Please copy out every line in the records below that includes the word "title".

::: RECORDS FOR THE TASK

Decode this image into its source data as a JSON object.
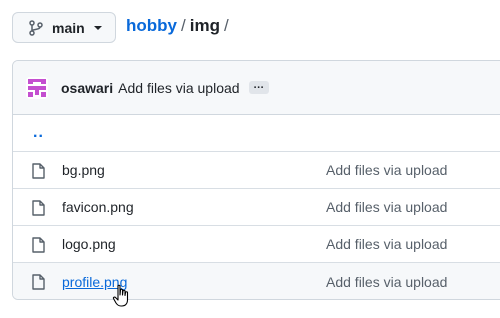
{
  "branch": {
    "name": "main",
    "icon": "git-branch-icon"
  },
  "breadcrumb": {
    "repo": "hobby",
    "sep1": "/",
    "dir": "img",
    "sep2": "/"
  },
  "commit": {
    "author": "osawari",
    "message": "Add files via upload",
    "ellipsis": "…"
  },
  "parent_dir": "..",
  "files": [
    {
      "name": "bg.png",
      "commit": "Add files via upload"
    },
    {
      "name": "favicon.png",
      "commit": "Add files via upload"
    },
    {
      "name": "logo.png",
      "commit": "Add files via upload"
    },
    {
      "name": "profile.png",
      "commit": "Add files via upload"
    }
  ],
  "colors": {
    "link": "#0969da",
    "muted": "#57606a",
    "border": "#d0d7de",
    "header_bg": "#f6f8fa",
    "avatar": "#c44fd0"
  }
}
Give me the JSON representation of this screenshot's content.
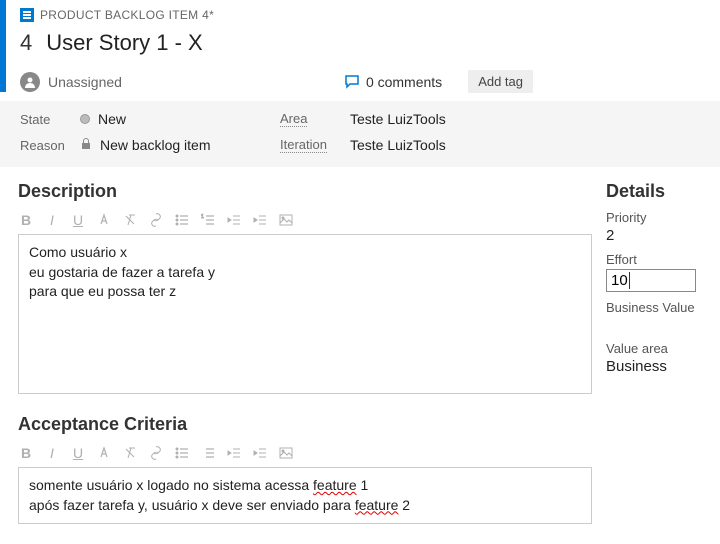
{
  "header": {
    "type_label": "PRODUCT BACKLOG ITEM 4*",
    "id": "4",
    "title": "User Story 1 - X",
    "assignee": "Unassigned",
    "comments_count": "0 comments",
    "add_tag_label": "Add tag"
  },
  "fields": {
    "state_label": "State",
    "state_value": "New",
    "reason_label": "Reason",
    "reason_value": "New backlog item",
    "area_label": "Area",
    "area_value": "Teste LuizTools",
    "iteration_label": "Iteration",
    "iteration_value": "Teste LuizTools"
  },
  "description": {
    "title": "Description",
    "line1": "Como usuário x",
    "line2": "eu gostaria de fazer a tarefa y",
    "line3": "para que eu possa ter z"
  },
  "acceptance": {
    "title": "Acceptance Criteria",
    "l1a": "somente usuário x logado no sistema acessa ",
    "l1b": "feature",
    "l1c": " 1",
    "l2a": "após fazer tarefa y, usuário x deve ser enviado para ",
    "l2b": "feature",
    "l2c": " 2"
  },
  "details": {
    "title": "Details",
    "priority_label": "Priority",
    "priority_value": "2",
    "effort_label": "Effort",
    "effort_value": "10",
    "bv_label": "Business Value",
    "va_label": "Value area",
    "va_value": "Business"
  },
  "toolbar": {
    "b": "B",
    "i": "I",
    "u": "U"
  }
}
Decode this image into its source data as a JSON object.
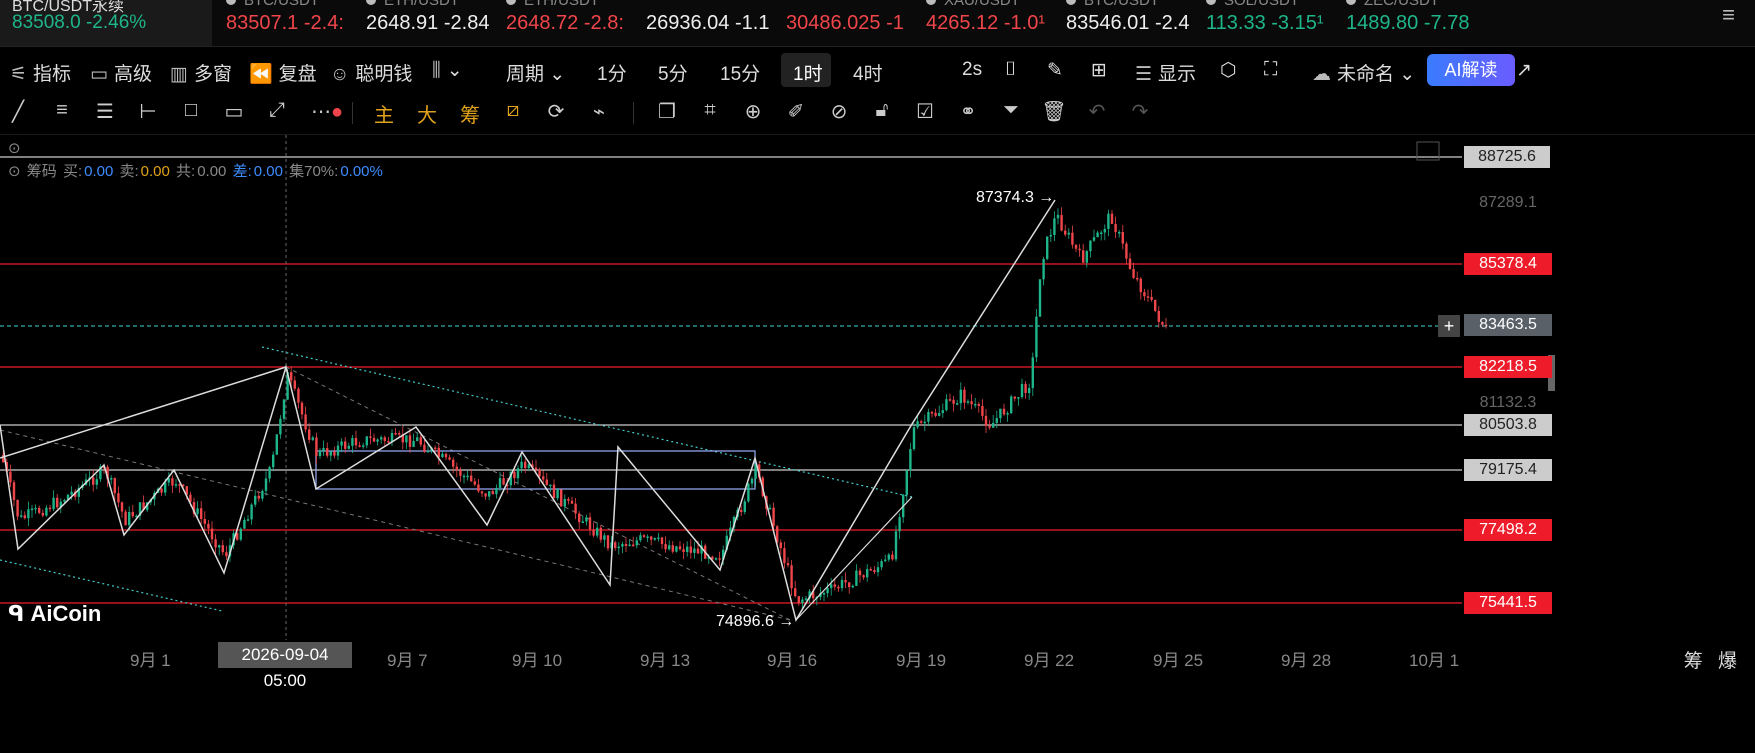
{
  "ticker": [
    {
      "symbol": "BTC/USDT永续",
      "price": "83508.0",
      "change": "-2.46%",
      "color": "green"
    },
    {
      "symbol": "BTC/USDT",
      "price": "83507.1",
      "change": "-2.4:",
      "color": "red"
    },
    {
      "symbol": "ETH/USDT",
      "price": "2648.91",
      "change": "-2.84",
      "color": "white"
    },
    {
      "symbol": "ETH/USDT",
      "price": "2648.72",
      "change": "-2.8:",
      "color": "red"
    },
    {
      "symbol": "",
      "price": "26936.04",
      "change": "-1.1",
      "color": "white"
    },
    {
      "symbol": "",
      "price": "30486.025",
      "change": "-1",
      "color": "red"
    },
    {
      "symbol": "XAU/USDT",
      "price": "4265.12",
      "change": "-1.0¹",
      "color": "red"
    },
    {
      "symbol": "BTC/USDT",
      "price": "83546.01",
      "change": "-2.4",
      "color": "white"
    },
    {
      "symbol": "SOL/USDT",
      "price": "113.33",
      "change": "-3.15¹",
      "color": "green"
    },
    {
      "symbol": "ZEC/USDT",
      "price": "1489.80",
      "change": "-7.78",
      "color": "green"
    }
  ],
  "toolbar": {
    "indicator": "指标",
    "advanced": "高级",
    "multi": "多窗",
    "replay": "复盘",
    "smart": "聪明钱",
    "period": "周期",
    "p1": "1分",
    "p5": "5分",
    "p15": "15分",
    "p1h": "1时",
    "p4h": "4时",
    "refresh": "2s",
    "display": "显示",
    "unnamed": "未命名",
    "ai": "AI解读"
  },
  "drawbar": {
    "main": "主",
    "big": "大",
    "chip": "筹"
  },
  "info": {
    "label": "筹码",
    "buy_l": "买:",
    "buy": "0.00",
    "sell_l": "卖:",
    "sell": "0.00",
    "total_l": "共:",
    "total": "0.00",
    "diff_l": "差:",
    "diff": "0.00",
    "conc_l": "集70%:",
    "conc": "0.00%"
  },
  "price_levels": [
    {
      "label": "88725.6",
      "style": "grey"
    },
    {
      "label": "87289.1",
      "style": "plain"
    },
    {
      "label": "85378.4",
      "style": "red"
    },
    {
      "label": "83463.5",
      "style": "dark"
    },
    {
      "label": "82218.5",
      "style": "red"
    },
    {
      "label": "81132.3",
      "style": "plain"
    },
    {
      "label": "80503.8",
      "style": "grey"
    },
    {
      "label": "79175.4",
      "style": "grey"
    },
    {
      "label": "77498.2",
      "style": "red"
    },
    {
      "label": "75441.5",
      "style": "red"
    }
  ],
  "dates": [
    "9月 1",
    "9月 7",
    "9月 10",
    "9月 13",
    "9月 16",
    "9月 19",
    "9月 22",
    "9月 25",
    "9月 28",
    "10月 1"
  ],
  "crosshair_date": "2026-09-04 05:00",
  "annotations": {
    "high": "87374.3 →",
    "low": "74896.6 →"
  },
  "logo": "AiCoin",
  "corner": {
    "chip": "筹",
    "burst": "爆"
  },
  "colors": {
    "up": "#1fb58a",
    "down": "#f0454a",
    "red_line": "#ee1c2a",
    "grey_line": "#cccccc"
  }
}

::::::

* [WRITTEN SOLUTION]:
    "title": "User Story 1 - X",
    "title": "Description",
    "title": "Acceptance Criteria",
    "title": "Details",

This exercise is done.